- 1 tablespoon olive oil
- 1 strip of thick cut bacon or 3 strips of regular bacon
- 4 large boneless, skinless chicken breasts
- 2 cups AP flour
- 1 onion
- 1 sprig rosemary
- 1/4 cup tomato concasse, or crushed san marzano tomatoes
- 1 cup white wine
- 1 quart high quality chicken stock (homemade if possible)
- 1 16 oz can of navy or cannellini beans, drained
- salt and pepper to taste
- Heat olive oil over medium low heat in a large, covered saute pan. Chop the bacon finely (I truly feel a cleaver is the best tool for this--it seems excessive, but it provides a consistency somewhere between a chop and a grind), add the bacon to the pan and begin to render the fat and crisp the meat. Remove the bacon with a slotted spoon and reserve.
- Cut your chicken breasts into large 1-2" chunks and toss with flour. Increase heat to medium high and add the chicken pieces to the hot bacon fat to brown a few at a time. Remove chicken from the pan once color starts to develop and reserve. Add more olive oil to the pan as needed.
- Reduce heat to medium. Slice the onion and add to the pan and sprinkle with salt. As the onion begins to sweat, scrape up the golden bits that have formed on the bottom of the pan. When the onions are soft, deglaze with the white wine and add the tomatoes and the rosemary. Let the mixture simmer for a few minutes.
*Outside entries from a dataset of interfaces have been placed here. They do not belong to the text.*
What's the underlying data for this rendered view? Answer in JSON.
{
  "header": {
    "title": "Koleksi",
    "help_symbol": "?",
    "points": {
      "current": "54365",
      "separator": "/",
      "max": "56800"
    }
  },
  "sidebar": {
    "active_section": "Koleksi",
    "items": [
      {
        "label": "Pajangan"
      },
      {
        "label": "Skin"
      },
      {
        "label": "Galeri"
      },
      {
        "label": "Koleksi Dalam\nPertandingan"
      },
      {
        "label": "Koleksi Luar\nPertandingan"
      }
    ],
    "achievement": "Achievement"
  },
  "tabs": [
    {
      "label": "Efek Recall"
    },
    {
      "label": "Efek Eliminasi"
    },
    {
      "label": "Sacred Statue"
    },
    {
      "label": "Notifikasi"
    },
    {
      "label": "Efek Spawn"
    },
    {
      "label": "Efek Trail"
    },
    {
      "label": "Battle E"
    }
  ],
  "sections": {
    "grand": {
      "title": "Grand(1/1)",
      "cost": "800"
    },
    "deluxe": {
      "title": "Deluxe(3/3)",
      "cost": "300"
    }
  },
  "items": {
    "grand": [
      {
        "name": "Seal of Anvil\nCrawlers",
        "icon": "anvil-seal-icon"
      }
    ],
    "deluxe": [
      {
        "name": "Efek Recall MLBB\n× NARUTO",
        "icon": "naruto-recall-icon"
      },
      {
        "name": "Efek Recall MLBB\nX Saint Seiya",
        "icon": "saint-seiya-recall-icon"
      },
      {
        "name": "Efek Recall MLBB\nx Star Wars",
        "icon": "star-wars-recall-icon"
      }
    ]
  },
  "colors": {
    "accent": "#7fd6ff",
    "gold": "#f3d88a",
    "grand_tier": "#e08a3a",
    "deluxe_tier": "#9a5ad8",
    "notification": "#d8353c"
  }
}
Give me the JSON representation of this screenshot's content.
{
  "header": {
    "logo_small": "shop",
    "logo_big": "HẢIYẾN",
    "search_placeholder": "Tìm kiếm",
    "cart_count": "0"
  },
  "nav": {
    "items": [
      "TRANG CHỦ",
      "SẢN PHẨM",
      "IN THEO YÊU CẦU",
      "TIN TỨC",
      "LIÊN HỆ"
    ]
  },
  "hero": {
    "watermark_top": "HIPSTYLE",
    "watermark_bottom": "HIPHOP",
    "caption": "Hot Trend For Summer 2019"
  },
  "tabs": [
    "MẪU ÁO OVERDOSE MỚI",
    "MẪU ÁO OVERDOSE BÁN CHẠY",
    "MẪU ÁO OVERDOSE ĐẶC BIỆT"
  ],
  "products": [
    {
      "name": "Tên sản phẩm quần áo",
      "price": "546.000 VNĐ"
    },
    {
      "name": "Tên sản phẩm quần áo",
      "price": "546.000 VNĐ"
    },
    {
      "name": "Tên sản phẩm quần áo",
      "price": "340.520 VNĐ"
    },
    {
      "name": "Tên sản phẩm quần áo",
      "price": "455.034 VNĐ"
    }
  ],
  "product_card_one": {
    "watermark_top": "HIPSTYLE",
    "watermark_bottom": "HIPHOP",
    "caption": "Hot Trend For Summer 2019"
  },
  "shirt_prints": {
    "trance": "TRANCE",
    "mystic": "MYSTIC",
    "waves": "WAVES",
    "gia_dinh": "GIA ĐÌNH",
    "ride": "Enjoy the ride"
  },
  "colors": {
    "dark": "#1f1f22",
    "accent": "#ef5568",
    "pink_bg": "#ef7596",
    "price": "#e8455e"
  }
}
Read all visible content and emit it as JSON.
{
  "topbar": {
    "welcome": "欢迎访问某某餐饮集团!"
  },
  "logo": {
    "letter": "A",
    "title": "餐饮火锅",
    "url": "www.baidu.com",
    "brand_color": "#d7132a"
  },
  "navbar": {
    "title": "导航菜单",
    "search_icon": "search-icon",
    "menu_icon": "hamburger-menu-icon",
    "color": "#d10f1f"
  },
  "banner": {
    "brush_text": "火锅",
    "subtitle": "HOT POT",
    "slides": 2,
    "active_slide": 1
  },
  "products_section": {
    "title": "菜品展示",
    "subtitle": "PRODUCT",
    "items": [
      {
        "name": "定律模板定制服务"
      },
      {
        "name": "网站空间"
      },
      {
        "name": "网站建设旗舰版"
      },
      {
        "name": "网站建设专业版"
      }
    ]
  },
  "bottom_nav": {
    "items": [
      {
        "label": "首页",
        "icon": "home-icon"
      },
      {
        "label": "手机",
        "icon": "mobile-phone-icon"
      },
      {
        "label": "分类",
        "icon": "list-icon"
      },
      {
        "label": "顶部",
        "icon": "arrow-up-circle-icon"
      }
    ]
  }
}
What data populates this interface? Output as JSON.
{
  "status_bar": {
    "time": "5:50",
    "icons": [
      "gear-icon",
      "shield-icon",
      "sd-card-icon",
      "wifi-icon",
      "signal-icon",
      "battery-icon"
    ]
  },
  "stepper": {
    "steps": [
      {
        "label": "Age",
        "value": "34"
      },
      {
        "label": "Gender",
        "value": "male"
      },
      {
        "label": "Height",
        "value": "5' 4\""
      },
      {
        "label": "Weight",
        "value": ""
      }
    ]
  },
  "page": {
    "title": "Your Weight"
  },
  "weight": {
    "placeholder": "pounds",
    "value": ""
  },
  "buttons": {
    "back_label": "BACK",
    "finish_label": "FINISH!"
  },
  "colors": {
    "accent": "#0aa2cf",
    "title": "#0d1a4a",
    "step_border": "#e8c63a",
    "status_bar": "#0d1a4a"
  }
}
- Return the bacon and the chicken to the pan, and add the chicken stock. Let the liquid come up to a simmer, and reduce the heat to low, partially covering the pan. The liquid should be simmering gently.
- Let this work for 45 minutes or so, stirring occasionally to make sure the chicken cooks evenly.
- When the liquid has reduced by half, and the chicken is cooked through and very tender, add the beans. If this makes the stew too thick, add some more chicken stock, or even a bit of water. Let this simmer until the beans are cooked through. Remove the rosemary stem, check for seasoning, and serve warm.
- This recipe was entered in the contest for Your Best Recipe with Beans
- This recipe was entered in the contest for Your Best Chicken
- This recipe was entered in the contest for Your Best One-Pot Meal
- This recipe was entered in the contest for Your Best Cheap Feast